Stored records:
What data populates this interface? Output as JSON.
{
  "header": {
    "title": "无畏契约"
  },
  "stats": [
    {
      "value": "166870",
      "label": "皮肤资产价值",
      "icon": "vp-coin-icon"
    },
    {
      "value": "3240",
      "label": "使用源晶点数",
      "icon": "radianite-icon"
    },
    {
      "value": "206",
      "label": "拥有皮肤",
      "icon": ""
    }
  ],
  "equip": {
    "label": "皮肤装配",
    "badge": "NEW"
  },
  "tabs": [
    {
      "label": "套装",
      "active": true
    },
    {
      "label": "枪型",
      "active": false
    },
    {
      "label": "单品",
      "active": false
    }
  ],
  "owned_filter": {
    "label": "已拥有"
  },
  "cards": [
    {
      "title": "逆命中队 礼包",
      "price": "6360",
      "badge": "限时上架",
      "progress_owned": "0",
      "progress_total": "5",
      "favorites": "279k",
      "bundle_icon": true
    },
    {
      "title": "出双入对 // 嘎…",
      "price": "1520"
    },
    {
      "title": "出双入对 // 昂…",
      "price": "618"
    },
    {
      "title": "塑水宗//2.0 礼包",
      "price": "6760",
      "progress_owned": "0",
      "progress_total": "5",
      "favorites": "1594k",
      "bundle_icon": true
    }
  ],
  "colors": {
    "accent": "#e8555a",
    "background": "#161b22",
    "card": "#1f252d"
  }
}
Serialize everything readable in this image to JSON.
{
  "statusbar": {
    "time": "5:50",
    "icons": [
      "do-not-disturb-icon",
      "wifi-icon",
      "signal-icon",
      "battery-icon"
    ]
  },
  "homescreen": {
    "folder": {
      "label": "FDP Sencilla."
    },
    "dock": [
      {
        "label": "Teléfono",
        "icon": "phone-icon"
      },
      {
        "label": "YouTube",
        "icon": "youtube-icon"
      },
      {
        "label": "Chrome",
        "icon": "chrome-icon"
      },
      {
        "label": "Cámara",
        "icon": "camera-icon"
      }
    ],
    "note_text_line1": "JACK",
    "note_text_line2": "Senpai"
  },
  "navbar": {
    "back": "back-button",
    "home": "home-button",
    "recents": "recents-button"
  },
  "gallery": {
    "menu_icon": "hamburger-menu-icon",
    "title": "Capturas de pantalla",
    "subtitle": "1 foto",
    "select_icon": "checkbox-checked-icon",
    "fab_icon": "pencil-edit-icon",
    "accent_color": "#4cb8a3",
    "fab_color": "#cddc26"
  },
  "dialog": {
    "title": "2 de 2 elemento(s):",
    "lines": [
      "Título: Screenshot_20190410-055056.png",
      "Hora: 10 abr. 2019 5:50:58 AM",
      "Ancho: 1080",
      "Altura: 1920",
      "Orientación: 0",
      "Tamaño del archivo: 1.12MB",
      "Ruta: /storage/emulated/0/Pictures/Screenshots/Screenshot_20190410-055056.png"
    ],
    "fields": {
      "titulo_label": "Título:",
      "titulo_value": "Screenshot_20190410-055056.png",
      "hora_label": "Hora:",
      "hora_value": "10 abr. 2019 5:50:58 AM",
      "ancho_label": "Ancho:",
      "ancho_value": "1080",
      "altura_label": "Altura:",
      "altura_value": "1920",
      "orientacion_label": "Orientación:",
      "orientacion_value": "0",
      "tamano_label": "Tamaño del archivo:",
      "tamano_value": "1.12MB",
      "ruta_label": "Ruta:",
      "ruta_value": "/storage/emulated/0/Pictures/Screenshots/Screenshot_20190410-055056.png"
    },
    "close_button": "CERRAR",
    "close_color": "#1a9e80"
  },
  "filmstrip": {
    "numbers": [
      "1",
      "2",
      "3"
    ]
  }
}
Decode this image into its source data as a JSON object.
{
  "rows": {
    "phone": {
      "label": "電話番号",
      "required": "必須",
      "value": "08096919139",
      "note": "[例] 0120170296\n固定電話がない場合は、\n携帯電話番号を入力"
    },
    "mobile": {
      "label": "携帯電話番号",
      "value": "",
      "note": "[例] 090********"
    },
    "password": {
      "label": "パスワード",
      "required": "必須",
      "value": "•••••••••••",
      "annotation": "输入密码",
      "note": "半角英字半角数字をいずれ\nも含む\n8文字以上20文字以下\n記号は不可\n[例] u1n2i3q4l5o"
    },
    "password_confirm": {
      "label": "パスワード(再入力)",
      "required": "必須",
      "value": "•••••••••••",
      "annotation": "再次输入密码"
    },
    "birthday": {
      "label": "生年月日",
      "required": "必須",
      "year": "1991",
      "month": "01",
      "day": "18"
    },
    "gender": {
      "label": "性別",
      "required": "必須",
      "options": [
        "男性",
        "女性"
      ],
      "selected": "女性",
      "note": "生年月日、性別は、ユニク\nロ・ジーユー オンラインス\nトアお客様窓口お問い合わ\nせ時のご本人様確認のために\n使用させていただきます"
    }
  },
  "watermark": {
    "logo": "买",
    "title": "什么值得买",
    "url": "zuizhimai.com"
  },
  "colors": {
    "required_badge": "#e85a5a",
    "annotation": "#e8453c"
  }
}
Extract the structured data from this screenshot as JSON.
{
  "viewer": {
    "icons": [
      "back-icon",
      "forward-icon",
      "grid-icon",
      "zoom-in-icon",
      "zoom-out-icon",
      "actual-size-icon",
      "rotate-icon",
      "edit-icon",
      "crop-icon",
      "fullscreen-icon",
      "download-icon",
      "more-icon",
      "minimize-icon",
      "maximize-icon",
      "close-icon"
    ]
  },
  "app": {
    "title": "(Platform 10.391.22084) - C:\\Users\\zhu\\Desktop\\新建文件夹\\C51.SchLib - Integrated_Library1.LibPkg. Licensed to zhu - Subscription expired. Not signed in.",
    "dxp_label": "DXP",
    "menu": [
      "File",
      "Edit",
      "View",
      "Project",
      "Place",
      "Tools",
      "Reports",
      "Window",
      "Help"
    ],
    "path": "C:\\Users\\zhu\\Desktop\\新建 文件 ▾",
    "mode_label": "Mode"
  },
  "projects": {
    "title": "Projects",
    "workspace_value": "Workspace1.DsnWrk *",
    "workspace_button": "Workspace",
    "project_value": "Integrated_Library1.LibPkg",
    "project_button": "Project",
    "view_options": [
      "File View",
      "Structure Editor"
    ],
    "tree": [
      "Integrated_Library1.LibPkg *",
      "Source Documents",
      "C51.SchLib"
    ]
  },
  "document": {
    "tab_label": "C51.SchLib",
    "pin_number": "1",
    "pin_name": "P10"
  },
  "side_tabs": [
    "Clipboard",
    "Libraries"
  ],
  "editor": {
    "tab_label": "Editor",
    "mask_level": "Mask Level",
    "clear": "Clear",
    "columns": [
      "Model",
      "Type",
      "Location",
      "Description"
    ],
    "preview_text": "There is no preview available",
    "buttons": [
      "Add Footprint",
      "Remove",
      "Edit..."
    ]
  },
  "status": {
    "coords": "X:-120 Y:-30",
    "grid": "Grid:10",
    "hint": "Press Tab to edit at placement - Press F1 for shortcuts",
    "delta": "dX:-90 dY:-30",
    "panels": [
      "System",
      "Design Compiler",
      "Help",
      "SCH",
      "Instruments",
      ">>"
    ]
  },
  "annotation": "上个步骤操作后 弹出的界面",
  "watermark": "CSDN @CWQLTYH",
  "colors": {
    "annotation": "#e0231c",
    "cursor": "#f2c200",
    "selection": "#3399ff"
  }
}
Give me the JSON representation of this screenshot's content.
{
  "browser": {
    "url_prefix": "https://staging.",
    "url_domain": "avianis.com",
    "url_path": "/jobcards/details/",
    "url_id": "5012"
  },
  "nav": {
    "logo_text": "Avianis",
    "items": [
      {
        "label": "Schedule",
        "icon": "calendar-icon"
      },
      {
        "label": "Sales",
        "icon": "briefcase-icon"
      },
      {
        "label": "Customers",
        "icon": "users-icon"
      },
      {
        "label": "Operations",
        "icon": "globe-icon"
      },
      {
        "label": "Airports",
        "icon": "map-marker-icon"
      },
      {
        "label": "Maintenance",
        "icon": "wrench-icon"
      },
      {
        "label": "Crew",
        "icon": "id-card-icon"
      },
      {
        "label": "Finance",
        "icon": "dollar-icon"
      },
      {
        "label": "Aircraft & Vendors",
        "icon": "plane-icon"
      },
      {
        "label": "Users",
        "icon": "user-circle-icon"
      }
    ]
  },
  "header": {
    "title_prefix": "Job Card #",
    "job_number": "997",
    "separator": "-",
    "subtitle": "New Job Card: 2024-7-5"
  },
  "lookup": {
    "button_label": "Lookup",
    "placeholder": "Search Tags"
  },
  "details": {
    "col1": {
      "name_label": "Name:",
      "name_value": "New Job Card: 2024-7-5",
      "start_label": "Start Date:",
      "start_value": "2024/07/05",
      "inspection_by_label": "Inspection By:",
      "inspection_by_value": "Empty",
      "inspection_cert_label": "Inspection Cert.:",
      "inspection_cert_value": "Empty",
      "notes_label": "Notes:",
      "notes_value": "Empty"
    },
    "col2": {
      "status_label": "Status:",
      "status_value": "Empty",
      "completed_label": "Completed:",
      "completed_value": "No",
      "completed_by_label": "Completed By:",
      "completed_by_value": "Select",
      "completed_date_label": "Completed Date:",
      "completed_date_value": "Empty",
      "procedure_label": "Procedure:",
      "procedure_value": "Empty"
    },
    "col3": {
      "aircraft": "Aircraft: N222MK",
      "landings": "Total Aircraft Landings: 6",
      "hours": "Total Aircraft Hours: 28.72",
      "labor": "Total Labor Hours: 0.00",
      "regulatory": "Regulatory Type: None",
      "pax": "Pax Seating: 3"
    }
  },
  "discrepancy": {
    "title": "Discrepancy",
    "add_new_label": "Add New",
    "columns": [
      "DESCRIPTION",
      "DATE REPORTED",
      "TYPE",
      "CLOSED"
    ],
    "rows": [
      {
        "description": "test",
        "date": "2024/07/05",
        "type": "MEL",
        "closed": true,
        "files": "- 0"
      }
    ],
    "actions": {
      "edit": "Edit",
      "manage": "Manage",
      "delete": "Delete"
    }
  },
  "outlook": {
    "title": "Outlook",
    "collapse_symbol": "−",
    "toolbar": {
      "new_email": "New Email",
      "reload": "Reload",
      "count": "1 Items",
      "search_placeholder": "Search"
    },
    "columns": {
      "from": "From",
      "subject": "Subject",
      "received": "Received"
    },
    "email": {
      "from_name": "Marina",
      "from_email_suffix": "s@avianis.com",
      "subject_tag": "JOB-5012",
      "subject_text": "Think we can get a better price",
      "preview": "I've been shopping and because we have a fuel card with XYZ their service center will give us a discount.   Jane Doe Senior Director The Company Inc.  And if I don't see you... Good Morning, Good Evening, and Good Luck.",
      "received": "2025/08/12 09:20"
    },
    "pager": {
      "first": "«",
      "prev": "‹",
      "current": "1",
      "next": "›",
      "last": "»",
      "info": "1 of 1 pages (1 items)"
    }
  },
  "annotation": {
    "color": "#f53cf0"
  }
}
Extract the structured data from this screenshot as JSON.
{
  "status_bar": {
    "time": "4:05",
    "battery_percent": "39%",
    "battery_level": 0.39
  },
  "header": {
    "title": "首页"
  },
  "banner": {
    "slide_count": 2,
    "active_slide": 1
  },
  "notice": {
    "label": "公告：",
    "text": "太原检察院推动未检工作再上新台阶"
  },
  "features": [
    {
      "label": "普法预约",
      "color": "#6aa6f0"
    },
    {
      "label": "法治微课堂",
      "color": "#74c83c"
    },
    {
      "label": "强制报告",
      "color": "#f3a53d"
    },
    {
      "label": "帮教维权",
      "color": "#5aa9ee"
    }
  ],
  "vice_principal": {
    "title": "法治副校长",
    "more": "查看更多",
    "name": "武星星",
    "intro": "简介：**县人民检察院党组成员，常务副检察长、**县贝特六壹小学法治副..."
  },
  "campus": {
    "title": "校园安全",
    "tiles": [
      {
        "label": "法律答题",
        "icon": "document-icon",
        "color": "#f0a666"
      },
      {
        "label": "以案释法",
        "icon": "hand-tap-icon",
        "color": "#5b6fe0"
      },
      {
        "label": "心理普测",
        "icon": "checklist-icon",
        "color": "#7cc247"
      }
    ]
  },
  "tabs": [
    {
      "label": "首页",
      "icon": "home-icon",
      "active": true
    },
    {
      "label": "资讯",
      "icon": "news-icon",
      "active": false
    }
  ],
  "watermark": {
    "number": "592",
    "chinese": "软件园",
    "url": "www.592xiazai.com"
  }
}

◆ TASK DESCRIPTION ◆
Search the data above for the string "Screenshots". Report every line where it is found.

◆ OUTPUT BELOW ◆
      "Ruta: /storage/emulated/0/Pictures/Screenshots/Screenshot_20190410-055056.png"
      "ruta_value": "/storage/emulated/0/Pictures/Screenshots/Screenshot_20190410-055056.png"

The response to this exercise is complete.